Kierkegaard sees faith as the abandonment of all else before it in order to wholly accept it. One cannot coldly and rationally choose to accept faith because it has the greatest utility or merit. This would still be the ethical stage in religious clothing. The third stage, according to Kierkegaard, needs passion to survive; it needs the unknown, and the Leap of Faith. If the particular is not faithfully accepted but is rather critically scrutinized, then the religious stage will inevitably suffer the same fate of a moral dilemma that deprives the ethical stage from eternal happiness. According to Kierkegaard, the religious stage is spared only by the ethical paradox through faith. . It is interesting to note that while philosophers as Kant believe that morality and religion are one so the jump is seamless, Kierkegaard believes the step requires an evolution of thought because “one cannot move from a set of moral premises to a religious conclusion if morality, which is expressed conceptually, is understood as commands based on reason while religion, which is expressed paradoxically, is understood as promise based on faith” (JSTOR 164).

Kierkegaard’s views regarding the nature of rational knowledge attainment through faith rests thus on several principles as has been illustrated. The Leap of faith has been discussed. Another aspect to his ideas is the ethical individual as part of this complicated process. The ethical individual must be like a judge, closely and impartially evaluating all information and evidence presented before making an educated decision. The imagery of the judge represents the epitome of rationalist ideology. He is a character which tries to equate ethics with rational decisions. The judge seeks to distance his self from social relations and personal desires so that he is like a force of nature. With such impartiality, he hopes that he can logically deduce the correct decision to any situation like an artificial intelligence. The judge attempts to “watch the scales of relative merit and announce one’s choice only after observing a clear tip in one direction. It is, the Judge might say, a foolproof method for determining which choice will produce the most appropriate action” (Friedman 160). Through such certainty, an ethicist could be said to demystify the world. One who can act without doubt and knows exactly what decision to make. If a person was truly capable of such power, they could be said to be making their self into that of the divine, with omniscient knowledge

In conclusion, whereas as other theorists who argue against secular enlightenment, such as Immanuel Kant, would say that the individual has a logical inescapable path to religion based on factual reasoning, Kierkegaard disagrees. Kierkegaard soundly rejects such assumptions when he declares:

“I do not believe that Kant himself, or any of his successors, have managed to show that any serious moral constraint can be derived from simply considering the conditions of rational agency. Nor do I think that this can be done. What follows rests on the premise that the Kantian project is a failure” (Rudd 13).

According to Kierkegaard, is it not rational thought or morality which leads to God, but rather faith alone. The ethical depends on certainty of truth through reason, but the religious cannot have such a luxury. They depend on the very suspension of reason and certainty of knowledge; they depend on faith.

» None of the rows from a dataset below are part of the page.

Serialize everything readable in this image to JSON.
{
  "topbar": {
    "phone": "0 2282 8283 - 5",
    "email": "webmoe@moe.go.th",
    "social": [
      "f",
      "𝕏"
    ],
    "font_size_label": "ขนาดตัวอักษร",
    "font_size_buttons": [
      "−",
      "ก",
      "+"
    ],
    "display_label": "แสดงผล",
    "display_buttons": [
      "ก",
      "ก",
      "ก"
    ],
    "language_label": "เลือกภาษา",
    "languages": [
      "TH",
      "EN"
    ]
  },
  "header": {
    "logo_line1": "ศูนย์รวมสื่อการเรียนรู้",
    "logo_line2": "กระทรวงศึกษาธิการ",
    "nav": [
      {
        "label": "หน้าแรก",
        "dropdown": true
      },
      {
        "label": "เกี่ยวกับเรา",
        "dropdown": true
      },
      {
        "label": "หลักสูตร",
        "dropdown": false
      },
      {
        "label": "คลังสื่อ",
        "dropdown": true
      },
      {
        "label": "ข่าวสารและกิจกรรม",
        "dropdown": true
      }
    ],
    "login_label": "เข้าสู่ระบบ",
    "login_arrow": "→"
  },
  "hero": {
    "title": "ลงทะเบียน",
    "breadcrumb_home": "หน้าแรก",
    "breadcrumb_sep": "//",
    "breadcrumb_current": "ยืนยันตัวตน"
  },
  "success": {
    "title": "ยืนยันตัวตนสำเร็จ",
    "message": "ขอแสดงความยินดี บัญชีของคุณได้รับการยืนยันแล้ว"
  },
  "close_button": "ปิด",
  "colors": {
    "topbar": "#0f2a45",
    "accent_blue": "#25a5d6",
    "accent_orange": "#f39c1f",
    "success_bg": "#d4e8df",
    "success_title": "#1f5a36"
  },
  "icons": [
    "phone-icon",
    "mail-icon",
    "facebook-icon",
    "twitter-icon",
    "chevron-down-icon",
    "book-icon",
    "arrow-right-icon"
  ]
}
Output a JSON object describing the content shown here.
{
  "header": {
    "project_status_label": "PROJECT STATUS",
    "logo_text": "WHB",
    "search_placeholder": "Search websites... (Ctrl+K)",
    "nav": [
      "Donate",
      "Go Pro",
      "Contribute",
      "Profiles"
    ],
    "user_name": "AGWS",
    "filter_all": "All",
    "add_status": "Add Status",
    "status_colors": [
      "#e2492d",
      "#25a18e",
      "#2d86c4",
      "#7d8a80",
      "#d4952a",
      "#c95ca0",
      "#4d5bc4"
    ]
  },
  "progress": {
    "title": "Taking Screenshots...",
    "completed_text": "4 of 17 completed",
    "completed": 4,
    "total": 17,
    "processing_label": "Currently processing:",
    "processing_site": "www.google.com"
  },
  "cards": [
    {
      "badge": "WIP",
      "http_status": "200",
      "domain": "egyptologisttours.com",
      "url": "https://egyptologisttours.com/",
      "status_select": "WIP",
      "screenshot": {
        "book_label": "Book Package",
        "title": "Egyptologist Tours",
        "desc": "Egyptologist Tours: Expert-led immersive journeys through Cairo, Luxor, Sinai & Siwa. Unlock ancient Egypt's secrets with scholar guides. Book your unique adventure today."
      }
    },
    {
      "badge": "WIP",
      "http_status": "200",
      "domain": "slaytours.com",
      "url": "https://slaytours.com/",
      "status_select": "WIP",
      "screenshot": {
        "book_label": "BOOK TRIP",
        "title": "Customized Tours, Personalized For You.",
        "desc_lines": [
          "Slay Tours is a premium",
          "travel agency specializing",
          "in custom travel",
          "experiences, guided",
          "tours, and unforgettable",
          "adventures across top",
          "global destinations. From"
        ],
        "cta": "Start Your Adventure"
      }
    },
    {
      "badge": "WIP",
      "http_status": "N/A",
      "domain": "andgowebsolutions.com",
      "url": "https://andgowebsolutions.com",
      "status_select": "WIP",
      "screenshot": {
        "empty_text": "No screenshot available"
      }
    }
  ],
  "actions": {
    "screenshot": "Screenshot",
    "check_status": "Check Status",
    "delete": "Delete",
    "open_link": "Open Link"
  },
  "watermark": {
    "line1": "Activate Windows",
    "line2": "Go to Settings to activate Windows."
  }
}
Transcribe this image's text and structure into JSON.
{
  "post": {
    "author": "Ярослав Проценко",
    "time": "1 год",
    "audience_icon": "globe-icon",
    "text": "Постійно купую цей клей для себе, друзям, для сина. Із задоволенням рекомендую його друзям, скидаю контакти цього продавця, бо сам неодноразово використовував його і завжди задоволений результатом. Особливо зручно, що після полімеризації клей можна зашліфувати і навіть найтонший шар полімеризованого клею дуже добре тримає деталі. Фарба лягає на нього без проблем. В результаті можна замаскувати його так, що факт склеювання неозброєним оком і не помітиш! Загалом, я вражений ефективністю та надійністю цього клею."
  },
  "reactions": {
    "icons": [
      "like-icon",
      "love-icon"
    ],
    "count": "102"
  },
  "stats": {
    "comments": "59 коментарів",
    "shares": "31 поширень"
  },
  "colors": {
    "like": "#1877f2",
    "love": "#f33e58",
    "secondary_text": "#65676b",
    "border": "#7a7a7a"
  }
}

This transition from the ethical to the religious is what Kierkegaard refers to as the ‘Leap of Faith’. The Leap requires one to accept that their capabilities alone are insufficient, and that only by placing their faith in God can they hope to achieve true knowledge.